Las meninas reborn in the night IV: peering at the secret scene behind the artist, from the series Las meninas reborn in the night I-VIII
11 Jun 1951 -
In this meditation on Diego Velázquez and the 17th century Spanish artist’s compelling painting at the Prado, Madrid, Morimura has typically reworked Las meninas, enhancing the mysteries and creating a possible narrative of appearance and disappearance. Morimura is also intrigued by the painter’s interest in those outside the mainstream of society as much as those who patronised him, and this parallel’s Morimura’s own interests. The artist was allowed to photograph at night in the Prado, and, as is usual in his work, every figure is played by Morimura. What is unusual is that this is the first time Morimura has used an actual location rather than remaking it, and the first time he has appeared as himself looking at a work of art. The title, …reborn in the night plays on the notion that objects in a museum may come alive after the spectators have gone and reimagine themselves, very much as an artist (Morimura) might.
Velázquez Las meninas (maids of honour) 1656 is one of the most analysed paintings in the history of Western art. Who is looking at who, who is a reflection or representation, remains tantalisingly unresolved. It is a painting that Morimura had long considered as a work he wished to ‘inhabit’ because of its status and complexity. The subsequent suite of eight photographs begins and ends in the Velázquez room at the Prado.
In-between, ‘Morimura’ is seen looking at the famous painting where it appears the two artists gaze at each other, then ‘Velázquez’ moves out of the painting toward us, while ‘Morimura’ stands on the distant staircase inside the painting. This is followed by two scenes of the artists at work, they and their subjects mirroring each other; there is a reversal, then another, then the paintings on the wall have all become ‘Morimuras’. At the last the figures have gone.
Morimura’s erudition is exceptional in regard to the histories and traditions of both east and west. There are also parallels between Japan’s status with regard to the historical and contemporary centres of art practice and Australia’s. Morimura’s career is now 30 years in duration, and he has exhibited in major Australian group shows since 1989 including Asia Pacific Triennales, the Biennale of Sydney and Zones of Love: contemporary art from Japan MCA 1991. He is also represented in major collections worldwide, and has held important solo exhibitions such as at the Andy Warhol Museum, Pittsburgh USA 2013, Japan Society, New York 2002, Contemporary Arts Museum, Houston 1997, Fondation Cartier, Paris 1993.

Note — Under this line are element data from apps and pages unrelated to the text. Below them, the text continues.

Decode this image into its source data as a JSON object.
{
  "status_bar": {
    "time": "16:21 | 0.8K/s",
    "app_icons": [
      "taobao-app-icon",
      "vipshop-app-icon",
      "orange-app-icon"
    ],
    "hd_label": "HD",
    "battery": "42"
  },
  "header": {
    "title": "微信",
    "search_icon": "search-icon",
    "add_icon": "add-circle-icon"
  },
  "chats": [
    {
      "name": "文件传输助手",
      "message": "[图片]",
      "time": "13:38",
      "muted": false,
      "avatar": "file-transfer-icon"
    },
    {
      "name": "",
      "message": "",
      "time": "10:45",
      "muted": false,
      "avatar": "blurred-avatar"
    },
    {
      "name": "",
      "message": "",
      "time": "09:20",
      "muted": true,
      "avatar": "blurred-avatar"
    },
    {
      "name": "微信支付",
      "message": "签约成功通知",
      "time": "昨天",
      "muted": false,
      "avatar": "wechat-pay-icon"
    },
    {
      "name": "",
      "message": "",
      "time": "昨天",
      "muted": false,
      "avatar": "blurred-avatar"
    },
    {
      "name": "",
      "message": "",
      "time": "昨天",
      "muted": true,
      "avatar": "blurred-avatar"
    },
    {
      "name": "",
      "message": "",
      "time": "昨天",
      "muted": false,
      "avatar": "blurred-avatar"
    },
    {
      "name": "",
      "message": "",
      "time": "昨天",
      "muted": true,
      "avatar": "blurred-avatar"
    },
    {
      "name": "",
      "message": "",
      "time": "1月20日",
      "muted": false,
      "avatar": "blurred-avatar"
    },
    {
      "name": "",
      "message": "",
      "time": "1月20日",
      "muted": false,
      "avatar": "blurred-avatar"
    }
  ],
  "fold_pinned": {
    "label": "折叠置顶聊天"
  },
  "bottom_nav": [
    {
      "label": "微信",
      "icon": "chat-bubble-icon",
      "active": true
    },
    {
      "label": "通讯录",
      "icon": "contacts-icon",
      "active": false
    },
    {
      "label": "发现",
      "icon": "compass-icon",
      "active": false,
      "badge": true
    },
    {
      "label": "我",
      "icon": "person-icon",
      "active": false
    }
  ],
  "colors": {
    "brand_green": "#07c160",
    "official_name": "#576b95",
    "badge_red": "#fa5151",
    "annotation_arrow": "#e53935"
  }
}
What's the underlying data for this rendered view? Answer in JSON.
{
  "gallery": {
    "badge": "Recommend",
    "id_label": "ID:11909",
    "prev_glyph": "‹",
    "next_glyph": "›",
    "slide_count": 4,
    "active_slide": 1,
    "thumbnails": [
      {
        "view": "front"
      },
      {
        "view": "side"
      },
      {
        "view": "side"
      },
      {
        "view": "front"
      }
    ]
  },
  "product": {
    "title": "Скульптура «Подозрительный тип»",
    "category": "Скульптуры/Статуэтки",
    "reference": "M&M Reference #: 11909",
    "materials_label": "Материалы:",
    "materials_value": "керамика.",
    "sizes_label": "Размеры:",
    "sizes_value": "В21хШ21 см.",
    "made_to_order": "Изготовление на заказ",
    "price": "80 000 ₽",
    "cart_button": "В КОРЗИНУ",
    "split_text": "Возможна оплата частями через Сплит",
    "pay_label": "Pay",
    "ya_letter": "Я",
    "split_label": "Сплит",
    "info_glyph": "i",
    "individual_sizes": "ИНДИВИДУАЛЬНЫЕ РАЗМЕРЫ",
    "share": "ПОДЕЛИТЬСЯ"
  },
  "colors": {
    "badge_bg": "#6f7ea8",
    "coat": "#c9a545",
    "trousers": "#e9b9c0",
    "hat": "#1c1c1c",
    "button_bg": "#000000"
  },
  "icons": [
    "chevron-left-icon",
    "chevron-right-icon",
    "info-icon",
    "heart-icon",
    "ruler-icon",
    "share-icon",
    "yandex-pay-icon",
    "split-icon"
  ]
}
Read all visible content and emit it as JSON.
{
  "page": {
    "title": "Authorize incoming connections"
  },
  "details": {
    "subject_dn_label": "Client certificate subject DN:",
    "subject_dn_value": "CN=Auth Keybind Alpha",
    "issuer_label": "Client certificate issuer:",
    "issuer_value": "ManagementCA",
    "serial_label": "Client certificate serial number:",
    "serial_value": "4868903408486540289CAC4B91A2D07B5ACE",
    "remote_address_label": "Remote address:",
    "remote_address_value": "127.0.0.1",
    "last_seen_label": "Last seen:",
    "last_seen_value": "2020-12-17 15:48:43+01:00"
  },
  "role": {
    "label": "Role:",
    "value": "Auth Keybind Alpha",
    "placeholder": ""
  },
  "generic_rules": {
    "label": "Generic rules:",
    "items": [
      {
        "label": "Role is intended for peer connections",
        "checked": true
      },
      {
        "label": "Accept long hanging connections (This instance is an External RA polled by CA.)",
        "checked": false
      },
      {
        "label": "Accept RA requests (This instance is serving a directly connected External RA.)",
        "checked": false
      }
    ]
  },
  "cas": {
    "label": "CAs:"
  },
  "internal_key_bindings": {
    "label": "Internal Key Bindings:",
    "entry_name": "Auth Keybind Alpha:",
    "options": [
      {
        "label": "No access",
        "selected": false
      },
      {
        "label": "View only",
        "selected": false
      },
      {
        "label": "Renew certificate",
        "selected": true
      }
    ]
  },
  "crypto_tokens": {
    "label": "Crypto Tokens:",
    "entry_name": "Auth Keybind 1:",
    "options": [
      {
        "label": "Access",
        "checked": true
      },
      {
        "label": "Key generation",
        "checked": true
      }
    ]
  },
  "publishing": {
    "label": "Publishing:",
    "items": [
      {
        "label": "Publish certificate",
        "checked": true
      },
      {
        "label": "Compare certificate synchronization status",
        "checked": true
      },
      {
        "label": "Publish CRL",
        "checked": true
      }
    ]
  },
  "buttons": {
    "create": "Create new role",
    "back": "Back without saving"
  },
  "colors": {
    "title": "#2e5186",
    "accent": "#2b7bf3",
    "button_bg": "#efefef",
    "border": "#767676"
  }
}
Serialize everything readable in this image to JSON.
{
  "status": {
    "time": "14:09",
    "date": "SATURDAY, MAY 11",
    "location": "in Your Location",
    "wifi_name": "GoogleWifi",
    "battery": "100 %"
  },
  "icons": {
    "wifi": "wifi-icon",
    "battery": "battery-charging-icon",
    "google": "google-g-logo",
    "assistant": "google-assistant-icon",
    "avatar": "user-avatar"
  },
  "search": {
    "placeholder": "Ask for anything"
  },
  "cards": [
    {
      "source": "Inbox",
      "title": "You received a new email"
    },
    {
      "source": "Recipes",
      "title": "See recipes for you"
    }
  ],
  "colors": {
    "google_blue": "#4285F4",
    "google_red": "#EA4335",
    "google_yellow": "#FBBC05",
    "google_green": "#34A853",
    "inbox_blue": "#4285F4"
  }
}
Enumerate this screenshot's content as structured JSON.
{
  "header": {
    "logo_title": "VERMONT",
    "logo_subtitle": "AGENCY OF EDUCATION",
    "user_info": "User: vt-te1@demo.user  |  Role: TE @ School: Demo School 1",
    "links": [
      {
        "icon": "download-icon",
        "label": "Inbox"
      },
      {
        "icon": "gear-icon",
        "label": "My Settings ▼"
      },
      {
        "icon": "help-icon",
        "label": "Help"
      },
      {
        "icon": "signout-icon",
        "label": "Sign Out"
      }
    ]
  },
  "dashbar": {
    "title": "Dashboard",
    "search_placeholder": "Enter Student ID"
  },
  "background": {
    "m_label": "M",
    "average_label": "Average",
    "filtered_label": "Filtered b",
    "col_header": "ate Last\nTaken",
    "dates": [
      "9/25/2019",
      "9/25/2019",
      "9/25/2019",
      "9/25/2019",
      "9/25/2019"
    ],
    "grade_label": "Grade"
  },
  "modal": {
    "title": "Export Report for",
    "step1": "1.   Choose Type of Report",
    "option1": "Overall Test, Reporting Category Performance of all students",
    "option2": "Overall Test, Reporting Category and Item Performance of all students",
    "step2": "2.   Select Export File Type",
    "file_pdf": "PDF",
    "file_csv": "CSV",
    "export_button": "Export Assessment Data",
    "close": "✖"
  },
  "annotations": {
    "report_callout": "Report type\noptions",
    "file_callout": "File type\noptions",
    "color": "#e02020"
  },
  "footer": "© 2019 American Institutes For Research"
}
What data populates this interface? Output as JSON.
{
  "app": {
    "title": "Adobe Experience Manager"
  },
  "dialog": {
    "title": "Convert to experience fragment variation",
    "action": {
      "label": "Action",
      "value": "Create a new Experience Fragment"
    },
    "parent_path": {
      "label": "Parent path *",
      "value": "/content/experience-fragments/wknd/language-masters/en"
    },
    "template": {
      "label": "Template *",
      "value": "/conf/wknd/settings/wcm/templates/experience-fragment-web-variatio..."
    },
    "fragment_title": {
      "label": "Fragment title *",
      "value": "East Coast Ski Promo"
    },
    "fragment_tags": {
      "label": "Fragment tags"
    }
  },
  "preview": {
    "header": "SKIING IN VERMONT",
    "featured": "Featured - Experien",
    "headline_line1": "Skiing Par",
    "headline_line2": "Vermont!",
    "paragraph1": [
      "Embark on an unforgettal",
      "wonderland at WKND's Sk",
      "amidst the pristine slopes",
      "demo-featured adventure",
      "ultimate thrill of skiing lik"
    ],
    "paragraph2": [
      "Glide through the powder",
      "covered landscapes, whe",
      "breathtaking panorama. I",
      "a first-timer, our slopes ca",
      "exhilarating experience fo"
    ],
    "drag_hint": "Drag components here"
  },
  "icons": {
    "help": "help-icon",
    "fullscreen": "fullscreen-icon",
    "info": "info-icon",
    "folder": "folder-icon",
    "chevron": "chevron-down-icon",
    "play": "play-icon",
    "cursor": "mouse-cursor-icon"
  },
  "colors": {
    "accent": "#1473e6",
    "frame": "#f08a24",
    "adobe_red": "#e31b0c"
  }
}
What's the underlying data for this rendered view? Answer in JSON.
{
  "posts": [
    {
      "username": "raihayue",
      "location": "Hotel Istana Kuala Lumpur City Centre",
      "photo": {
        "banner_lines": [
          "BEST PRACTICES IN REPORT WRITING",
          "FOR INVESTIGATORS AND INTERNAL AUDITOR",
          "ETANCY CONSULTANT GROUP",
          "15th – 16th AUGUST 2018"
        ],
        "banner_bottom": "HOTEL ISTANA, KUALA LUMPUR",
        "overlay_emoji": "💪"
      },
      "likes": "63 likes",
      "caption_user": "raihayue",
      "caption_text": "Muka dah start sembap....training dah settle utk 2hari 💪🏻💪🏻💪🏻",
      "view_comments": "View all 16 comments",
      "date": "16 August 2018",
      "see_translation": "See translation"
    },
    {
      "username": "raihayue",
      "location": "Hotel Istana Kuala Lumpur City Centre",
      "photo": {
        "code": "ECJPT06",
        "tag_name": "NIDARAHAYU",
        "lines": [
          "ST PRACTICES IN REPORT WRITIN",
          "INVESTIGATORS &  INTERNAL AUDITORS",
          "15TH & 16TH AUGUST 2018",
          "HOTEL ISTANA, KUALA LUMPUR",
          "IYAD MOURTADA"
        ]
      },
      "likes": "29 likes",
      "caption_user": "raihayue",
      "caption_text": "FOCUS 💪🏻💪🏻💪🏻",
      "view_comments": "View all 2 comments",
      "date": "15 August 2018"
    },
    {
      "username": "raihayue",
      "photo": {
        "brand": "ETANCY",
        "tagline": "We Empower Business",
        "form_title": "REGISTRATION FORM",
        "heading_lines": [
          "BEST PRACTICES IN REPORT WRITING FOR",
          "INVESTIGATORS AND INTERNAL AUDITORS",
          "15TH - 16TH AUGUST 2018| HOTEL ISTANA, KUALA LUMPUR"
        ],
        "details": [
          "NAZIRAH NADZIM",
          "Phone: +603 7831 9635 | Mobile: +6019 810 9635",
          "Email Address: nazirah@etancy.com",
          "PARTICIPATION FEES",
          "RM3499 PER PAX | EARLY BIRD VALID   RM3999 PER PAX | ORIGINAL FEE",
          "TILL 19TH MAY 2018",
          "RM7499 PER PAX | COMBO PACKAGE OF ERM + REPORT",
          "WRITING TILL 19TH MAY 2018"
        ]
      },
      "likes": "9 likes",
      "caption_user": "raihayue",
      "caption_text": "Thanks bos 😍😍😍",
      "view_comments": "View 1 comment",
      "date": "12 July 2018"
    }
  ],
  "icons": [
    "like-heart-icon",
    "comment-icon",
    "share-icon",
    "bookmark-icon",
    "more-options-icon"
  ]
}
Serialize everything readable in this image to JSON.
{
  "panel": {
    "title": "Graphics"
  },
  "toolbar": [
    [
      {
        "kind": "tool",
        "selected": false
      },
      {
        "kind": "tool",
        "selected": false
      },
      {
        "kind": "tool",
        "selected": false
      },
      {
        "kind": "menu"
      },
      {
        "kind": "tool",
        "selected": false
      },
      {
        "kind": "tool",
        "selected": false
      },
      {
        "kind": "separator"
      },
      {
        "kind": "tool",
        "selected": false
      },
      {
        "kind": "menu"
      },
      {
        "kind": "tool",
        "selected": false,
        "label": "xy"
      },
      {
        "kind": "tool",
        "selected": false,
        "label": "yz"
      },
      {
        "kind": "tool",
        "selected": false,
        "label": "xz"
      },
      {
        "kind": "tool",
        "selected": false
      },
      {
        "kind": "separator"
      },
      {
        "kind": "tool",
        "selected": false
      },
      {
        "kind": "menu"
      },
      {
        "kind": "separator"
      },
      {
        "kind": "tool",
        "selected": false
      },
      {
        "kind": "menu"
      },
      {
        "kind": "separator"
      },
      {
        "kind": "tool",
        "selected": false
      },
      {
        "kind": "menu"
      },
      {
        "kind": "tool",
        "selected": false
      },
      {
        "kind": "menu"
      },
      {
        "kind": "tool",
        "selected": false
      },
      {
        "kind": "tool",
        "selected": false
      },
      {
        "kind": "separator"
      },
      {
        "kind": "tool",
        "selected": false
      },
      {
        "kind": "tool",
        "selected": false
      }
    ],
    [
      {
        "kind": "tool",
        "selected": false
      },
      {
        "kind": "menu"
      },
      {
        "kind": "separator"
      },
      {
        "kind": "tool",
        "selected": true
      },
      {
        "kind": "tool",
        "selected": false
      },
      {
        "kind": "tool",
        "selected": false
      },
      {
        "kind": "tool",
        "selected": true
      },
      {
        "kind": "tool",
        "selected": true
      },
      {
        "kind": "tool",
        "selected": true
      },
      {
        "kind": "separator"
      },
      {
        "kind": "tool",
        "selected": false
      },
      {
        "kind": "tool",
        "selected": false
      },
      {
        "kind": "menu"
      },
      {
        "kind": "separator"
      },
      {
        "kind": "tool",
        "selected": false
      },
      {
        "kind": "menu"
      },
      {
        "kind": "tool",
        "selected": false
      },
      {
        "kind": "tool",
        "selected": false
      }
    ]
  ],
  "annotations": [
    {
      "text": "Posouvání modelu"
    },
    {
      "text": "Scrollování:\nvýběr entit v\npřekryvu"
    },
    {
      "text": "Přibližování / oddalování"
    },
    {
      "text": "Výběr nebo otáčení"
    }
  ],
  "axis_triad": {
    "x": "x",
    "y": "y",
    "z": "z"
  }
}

Las meninas renacen de noche IV
type C photograph
4/5 + 2APs
148.0 x 167.0 cm image; 163.0 x 182.0 x 6.1 cm frame
Signature & date
Signed l.c. verso frame, black ink on white label "Y Morimura". Not dated.
Art Gallery of New South Wales Foundation acquisition with support from the John Fairlie Cuningham bequest 2016
Not on display
© Yasumasa Morimura
Shown in 1 exhibition
Time, light, Japan: Japanese art 1990s to now, Art Gallery of New South Wales, Sydney, 17 Dec 2016–14 May 2017